- Has any Tyson representative been asked about its practice of attracting and hiring refugee workers? If the question was raised, what were you told? What do you think would be the reaction locally if refugees relocate for jobs at the Humboldt plant?
- Are you aware that several years ago, the Tyson’s HR manager served on the board of a Nashville-based refugee resettlement agency?
Tyson spokesman Gary Mickelson was asked:
- Does Tyson Foods have a policy that requires proof of negative TB testing results for workers handling food products? If not, are you aware of any guideline, policy, rule, etc that requires TB testing for workers handling food products in production facilities?
- I have read that Tyson employs translators in some of its plants to assist with communication needs of non-English speaking workers. Approximately how many translators and for what languages does Tyson employ across its plants in Tennessee?
- Approximately how many refugee workers are employed at each plant in Tennessee?
Tyson Foods currently operates in four facilities located in Tennesseee: Shelbyville, Newbern, Goodlettsville, and Union City.
In 2009, the Shelbyville Times-Gazette reported about federal refugee resettlement contractors and church organizers, bringing refugees and Diversity Lottery immigrants to apply for jobs at the Shelbyville Tyson plant.
Federal refugee contractor World Relief’s director was quoted as saying that, “refugees are brought to Shelbyville for the jobs as openings occur and Tyson hires them ‘because they are hard workers.'” World Relief’s Employment manager at the time said they “had a long standing relationship with Tyson and she calls every Friday to see if there are job openings.”
Even though some in the Bedford County community felt that out-of-work residents should have preference for the jobs at Tyson, the company’s spokesman Gary Mickelson confirmed that equal employment opportunity laws disallow discriminating in favor of local residents.
The reporting in 2007, however, revealed that Tyson is able to disclose the number of refugee workers employed at their plants, a question Mickelson was asked recently, but declined to answer. In 2007, Mickelson confirmed that “just over one-quarter” (over 275), of the team members at the Tyson plant were Somalis.

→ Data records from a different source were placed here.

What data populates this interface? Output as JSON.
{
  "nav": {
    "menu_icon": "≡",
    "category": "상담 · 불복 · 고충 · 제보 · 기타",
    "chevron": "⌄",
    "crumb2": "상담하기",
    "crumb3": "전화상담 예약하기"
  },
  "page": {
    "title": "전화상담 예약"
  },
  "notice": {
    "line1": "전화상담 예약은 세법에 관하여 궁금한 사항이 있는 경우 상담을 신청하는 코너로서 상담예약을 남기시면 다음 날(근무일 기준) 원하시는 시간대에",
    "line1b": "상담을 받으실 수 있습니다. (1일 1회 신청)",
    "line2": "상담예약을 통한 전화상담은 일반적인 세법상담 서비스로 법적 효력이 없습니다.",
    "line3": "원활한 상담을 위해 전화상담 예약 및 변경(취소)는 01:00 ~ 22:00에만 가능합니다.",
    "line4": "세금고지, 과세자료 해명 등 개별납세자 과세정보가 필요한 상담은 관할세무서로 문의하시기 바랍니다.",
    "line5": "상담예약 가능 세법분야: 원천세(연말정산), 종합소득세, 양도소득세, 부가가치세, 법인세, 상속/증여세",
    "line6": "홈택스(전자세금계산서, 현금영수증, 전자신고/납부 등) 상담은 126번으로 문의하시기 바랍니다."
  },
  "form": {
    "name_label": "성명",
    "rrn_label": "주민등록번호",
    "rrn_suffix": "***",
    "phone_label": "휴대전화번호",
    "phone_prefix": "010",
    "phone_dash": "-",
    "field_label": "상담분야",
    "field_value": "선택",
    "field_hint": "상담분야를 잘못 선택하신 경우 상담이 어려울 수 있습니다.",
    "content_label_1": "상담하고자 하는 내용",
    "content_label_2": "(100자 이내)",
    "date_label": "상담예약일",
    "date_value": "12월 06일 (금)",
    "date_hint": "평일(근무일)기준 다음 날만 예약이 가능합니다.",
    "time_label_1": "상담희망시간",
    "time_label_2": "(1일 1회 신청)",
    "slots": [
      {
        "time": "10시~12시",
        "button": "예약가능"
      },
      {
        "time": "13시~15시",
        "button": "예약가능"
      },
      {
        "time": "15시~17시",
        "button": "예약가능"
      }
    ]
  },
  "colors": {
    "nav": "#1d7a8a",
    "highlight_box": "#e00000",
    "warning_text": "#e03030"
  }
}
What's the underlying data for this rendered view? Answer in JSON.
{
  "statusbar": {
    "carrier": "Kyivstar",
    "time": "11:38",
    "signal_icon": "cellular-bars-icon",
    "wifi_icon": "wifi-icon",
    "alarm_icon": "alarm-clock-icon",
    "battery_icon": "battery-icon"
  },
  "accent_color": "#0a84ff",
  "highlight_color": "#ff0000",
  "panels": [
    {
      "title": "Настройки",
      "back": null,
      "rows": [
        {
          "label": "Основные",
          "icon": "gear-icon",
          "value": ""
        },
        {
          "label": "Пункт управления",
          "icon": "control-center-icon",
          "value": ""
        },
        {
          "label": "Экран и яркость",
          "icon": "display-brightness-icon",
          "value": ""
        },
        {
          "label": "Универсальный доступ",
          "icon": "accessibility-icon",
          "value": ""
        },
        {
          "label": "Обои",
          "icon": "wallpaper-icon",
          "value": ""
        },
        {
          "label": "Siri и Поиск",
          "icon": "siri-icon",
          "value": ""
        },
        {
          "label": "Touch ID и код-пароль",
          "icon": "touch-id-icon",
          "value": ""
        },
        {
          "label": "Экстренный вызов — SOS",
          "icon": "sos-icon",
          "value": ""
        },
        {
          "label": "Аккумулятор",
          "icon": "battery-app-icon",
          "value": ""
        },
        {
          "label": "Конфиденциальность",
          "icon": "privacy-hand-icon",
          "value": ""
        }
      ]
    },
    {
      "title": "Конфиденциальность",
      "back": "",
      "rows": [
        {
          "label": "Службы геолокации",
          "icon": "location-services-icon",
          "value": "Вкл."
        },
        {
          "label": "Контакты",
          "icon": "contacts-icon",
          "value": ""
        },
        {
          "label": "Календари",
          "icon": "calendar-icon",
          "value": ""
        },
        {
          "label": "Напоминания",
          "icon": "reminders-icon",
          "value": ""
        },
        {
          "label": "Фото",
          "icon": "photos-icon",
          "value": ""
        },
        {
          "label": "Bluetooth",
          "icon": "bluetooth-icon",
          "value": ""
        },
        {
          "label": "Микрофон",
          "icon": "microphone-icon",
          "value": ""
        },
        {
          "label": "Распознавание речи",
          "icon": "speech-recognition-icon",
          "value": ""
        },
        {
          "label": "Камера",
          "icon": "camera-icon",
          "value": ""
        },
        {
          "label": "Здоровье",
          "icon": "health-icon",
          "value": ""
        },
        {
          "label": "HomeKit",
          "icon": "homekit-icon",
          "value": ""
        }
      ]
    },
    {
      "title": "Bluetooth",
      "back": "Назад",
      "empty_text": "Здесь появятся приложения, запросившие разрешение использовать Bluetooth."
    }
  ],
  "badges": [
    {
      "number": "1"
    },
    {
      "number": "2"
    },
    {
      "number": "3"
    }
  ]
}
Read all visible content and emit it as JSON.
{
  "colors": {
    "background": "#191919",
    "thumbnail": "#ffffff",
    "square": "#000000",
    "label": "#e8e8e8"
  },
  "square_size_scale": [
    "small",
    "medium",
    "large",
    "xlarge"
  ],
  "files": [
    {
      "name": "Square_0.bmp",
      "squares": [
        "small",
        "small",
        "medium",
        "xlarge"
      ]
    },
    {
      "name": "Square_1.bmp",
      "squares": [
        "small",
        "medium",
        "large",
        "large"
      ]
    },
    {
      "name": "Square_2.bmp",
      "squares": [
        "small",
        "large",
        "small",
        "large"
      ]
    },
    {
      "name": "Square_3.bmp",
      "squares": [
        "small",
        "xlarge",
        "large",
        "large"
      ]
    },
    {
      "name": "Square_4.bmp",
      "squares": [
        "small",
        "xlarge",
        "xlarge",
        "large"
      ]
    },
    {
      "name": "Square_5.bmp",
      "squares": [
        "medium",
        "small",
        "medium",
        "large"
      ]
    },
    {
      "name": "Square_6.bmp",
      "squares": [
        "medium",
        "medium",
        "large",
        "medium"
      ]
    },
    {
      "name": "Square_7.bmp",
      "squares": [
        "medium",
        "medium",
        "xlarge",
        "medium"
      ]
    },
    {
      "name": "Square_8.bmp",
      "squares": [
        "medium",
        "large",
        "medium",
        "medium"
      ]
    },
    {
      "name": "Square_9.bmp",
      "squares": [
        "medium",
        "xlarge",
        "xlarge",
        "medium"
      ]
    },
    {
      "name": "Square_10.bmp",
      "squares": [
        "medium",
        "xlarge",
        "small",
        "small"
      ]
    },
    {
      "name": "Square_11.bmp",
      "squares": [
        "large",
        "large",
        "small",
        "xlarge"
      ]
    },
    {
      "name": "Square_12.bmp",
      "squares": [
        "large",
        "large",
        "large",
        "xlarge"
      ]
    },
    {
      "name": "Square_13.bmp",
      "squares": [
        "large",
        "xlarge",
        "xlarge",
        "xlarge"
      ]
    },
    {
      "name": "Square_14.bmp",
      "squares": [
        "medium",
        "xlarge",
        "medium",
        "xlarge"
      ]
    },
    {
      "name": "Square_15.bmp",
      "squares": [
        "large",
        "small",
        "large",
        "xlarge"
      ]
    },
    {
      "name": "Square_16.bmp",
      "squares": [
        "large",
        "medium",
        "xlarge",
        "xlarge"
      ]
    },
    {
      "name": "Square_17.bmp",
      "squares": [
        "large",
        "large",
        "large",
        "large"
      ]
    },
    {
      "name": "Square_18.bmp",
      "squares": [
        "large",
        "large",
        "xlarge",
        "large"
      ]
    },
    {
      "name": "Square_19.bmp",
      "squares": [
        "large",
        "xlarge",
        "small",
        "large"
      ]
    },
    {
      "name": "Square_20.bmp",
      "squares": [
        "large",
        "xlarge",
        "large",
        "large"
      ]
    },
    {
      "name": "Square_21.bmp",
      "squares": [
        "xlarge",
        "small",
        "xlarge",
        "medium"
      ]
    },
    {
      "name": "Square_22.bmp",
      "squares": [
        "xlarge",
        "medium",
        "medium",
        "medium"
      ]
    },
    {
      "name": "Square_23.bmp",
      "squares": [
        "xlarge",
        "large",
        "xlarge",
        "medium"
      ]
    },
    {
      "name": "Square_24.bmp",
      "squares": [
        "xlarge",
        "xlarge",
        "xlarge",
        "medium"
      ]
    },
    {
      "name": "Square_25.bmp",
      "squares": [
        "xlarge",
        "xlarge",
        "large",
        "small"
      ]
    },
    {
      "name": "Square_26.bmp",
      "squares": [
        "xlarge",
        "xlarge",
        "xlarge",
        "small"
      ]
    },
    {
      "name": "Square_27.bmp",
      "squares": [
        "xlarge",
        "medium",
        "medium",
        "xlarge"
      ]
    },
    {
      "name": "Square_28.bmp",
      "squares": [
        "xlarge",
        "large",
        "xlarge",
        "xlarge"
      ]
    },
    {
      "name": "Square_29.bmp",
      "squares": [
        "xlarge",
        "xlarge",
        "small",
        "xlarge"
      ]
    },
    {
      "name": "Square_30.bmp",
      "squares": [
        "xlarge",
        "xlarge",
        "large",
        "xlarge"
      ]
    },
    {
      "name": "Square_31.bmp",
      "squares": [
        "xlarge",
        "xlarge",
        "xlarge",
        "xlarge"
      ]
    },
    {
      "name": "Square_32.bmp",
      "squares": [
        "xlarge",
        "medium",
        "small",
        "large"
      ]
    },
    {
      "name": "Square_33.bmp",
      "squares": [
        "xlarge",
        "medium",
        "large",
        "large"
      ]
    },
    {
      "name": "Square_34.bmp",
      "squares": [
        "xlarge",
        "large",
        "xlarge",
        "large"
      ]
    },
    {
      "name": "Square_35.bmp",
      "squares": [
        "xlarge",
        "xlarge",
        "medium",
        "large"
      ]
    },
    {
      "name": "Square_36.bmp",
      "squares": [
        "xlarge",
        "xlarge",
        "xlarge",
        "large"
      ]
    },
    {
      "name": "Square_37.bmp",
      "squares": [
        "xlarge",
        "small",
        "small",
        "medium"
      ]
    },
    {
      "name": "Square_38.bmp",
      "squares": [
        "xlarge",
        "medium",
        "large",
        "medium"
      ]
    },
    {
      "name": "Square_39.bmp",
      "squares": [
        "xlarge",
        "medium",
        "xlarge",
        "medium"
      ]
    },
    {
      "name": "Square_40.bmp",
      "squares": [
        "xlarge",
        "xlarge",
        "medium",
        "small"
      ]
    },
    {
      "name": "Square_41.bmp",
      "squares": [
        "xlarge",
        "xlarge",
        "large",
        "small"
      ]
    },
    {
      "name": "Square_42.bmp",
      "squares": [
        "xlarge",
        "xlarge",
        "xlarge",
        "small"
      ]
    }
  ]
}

At the same time, Mickelson explained that Tyson relied on employee self-reporting about TB testing or TB medical history and that depending on the information provided an employee might be referred to a local medical provider or health department.
What’s not clear is Tyson’s policy or procedure with regard to follow-up with employees referred out based on TB history to ensure that workers are TB-free, a question Mickelson could have clarified for The Star.
A 2015 report in the Journal of Community Health details an investigation at a rural Texas meat packing plant of 402 workers including 42 individuals from high TB-incidence countries of Sudan, Somalia, Mexico, Burma, and Haiti. TB testing was positive for 20 people, borderline for 4, and negative for 23. Repeat testing for the borderline group were negative.
Chest X-rays were abnormal in two contacts who were started on treatment. Sputum was collected in three individuals; one was culture positive for pan-sensitive Mycobacterium tuberculosis. Twelve contacts were treated for latent TB. Our investigation established an infection rate of 42.5 % in this work site contact cohort, which is similar to the 39 % prevalence reported by the Center for Disease Control.
The report investigators acknowledge that “[t]he highest prevalence of tuberculosis (TB) occurs in foreign born immigrants in the United States.” It was noted that their investigation of TB infection at work sites where many immigrants are employed, was “complicated by language barriers, varying and uncertain levels of exposure, and a high rate of drop outs” from the group of 23 that had initial negative TB testing. Of this group, only 4 people had returned for repeat testing.